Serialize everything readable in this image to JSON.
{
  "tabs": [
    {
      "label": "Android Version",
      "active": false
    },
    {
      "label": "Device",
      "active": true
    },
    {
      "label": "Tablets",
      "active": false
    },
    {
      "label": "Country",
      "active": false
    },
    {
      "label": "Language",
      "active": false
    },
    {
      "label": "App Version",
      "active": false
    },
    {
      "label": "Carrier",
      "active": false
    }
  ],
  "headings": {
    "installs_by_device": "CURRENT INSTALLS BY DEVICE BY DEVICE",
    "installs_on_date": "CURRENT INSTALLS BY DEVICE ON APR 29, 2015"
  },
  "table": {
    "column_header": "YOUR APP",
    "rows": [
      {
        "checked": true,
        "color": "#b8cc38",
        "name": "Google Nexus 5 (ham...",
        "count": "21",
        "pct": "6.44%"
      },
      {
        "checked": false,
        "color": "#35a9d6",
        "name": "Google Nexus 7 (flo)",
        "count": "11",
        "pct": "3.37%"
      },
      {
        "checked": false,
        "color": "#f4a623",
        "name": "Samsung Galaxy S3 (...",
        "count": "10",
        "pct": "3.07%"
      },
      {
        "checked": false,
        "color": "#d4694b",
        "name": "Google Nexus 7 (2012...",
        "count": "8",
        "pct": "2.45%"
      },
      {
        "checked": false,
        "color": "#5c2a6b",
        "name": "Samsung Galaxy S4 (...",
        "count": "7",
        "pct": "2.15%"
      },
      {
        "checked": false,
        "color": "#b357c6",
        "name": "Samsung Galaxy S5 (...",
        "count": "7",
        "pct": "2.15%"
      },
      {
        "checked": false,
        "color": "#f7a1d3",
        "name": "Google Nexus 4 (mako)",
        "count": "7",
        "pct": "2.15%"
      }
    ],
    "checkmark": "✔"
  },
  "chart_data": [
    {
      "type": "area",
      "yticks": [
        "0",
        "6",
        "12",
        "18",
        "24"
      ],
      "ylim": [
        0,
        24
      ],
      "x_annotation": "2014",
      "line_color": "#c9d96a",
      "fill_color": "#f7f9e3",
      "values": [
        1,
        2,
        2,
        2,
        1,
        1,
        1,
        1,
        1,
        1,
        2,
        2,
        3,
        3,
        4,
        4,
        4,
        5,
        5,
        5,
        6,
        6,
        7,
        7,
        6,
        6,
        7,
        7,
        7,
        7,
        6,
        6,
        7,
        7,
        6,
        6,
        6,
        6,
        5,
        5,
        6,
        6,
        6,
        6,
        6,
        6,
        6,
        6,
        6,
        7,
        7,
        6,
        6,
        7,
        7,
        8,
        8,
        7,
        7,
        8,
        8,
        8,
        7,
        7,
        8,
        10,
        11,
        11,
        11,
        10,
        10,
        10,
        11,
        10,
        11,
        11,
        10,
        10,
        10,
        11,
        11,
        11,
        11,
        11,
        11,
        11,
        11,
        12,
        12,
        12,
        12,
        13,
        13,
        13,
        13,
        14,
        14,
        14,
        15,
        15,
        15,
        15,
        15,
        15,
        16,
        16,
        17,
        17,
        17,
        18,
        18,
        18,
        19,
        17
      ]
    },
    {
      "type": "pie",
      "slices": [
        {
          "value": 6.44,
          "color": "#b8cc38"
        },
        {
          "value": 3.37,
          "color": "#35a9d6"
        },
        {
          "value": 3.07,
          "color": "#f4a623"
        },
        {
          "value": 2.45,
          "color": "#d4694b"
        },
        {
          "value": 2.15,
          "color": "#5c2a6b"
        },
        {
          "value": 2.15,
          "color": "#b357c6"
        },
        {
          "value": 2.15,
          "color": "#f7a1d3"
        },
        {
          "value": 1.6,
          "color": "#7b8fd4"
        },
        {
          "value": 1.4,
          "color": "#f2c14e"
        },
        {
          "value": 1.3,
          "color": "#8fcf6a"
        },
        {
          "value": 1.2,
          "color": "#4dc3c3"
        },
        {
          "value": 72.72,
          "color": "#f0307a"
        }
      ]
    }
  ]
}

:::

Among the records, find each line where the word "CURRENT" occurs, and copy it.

### Output of the exercise:
    "installs_by_device": "CURRENT INSTALLS BY DEVICE BY DEVICE",
    "installs_on_date": "CURRENT INSTALLS BY DEVICE ON APR 29, 2015"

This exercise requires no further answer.